I can’t honestly tell, having never driven one, or having felt any desire to at the time. I can’t summon any old tests. [Update: one of our commentators, mazder3, has this summary of a PM test: Popular Mechanics did a six pocket rocket comparo in their August ’85 issue. The Sunbird turbo came in last behind, in ascending order; Civic S, Corrola GT-S, Golf GTI, Mirage Turbo, and the winner Dodge Omni GLH Turbo. PM absolutely slammed the Sunbird: although had the biggest tires, 205/60R14 (!!!), it still couldn’t stop or steer. The four speed shifter was stiff, engine balky, steering numb, brakes soft, and handling twitchy. It cost much more than its competitors but weighed too much, was cramped for its size, and was just no fun. To top every thing else their tested fuel economy was 17.8 mpg and best quarter 16.5 seconds.]

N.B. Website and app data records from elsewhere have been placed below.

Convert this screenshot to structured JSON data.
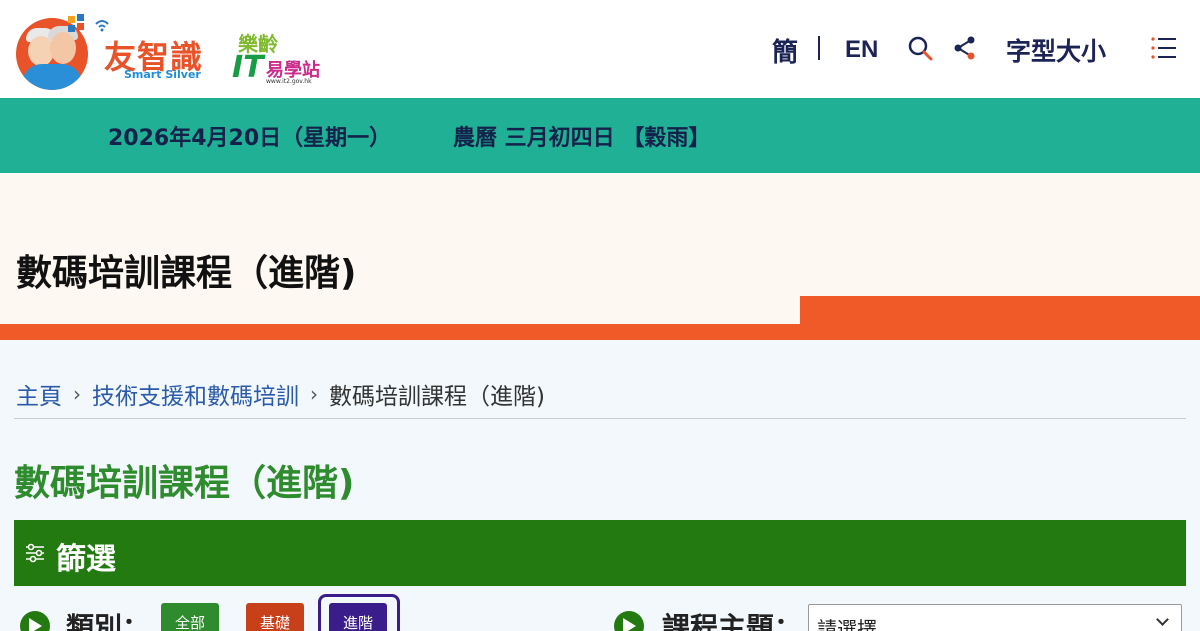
{
  "header": {
    "logo": {
      "title": "友智識",
      "subtitle": "Smart Silver",
      "partner_top": "樂齡",
      "partner_it": "IT",
      "partner_name": "易學站",
      "partner_url": "www.it2.gov.hk"
    },
    "lang_simplified": "簡",
    "lang_english": "EN",
    "search_icon": "search-icon",
    "share_icon": "share-icon",
    "font_size_label": "字型大小",
    "menu_icon": "menu-icon"
  },
  "datebar": {
    "date": "2026年4月20日（星期一）",
    "lunar": "農曆 三月初四日 【穀雨】"
  },
  "hero": {
    "title": "數碼培訓課程（進階)"
  },
  "breadcrumb": {
    "items": [
      "主頁",
      "技術支援和數碼培訓",
      "數碼培訓課程（進階)"
    ]
  },
  "page_title": "數碼培訓課程（進階)",
  "filter": {
    "heading": "篩選",
    "category_label": "類別：",
    "chips": [
      "全部",
      "基礎",
      "進階"
    ],
    "selected_chip": "進階",
    "topic_label": "課程主題：",
    "topic_value": "請選擇"
  },
  "colors": {
    "datebar": "#20b095",
    "accent_orange": "#f05a28",
    "filter_green": "#237a10",
    "title_green": "#2e8b2e",
    "selected_purple": "#3a1d8a"
  }
}
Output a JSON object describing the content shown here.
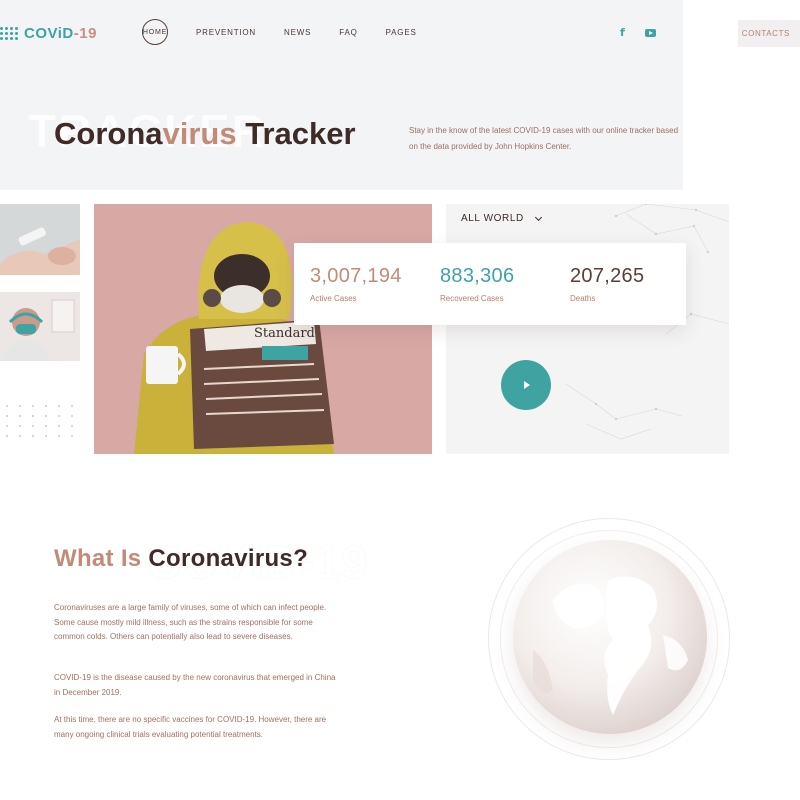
{
  "brand": {
    "name": "COViD",
    "suffix": "-19"
  },
  "nav": {
    "items": [
      "HOME",
      "PREVENTION",
      "NEWS",
      "FAQ",
      "PAGES"
    ]
  },
  "header": {
    "contacts_label": "CONTACTS",
    "social_icons": [
      "facebook-icon",
      "youtube-icon"
    ]
  },
  "hero": {
    "ghost_text": "TRACKER",
    "title_part1": "Corona",
    "title_part2": "virus",
    "title_part3": " Tracker",
    "description": "Stay in the know of the latest COVID-19 cases with our online tracker based on the data provided by John Hopkins Center."
  },
  "tracker": {
    "region": "ALL WORLD",
    "stats": [
      {
        "value": "3,007,194",
        "label": "Active Cases",
        "color": "#c38a77"
      },
      {
        "value": "883,306",
        "label": "Recovered Cases",
        "color": "#3fa3a2"
      },
      {
        "value": "207,265",
        "label": "Deaths",
        "color": "#5a3e36"
      }
    ]
  },
  "about": {
    "ghost_text": "COVID-19",
    "title_light": "What Is ",
    "title_bold": "Coronavirus?",
    "paragraphs": [
      "Coronaviruses are a large family of viruses, some of which can infect people. Some cause mostly mild illness, such as the strains responsible for some common colds. Others can potentially also lead to severe diseases.",
      "COVID-19 is the disease caused by the new coronavirus that emerged in China in December 2019.",
      "At this time, there are no specific vaccines for COVID-19. However, there are many ongoing clinical trials evaluating potential treatments."
    ]
  },
  "colors": {
    "teal": "#3fa3a2",
    "rose": "#c38a77",
    "dark_brown": "#3f2a25"
  }
}
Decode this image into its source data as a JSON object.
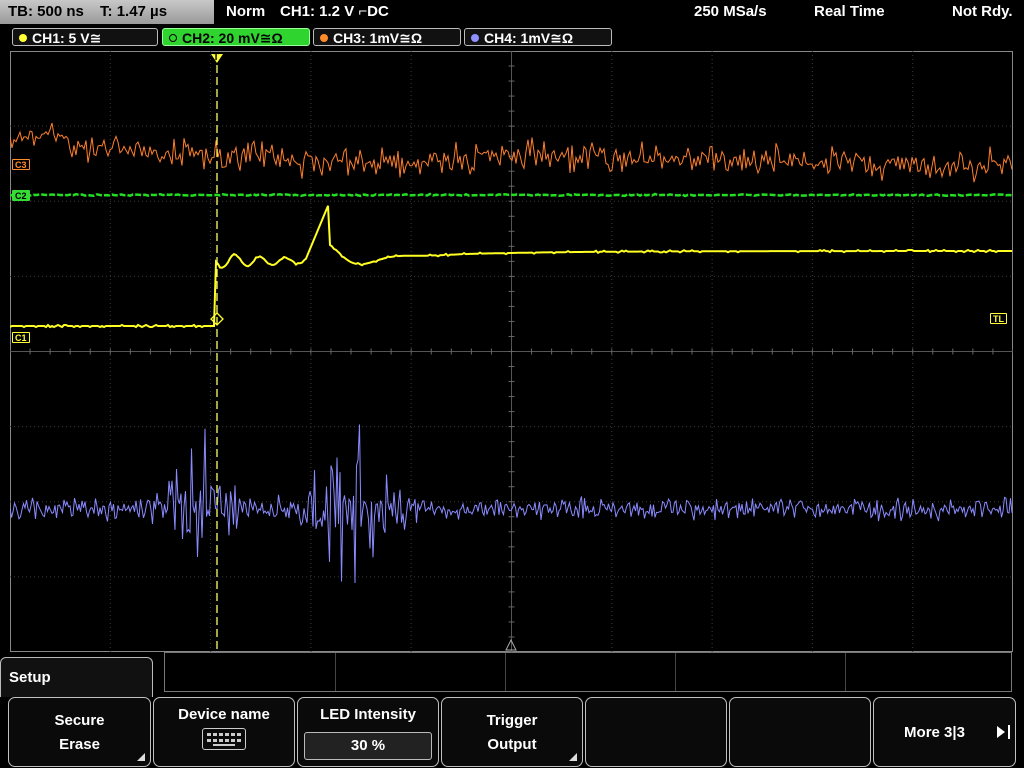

Undoubtedly, it was one of the faster affordable cars in its day. Torque steer? I strongly suspect so. Turbo lag? Standard equipment for the times. Handling? Maybe, sort of. Slick shifting? No. A tasteful interior? Don’t ask. Reliability issues? Undoubtedly, but I have been wrong before. With GM cars of the eighties though, it’s a very safe thing to say even if you’re pulling it out of your ass. Hey, this one is still on the road. Good luck trying to find another.
Maybe the Sunbird GT was a mammoth sleeper in its day, and it somehow got past me. I admit I didn’t spend a lot of time mulling the virtues of J Cars or reading breathless Motor Trend reviews of them. Like I said, I’m grasping here. I promise that the full brunt of my deeply etched memories of early Cavalier rentals will be employed when we do the little Chevy. But then there is the problem of the Oldsmobile Firenza and Buick Skyhawk. It least the Cimarron is out of the way. It might be a while before I can face another J-Car CC. Unless I can find a…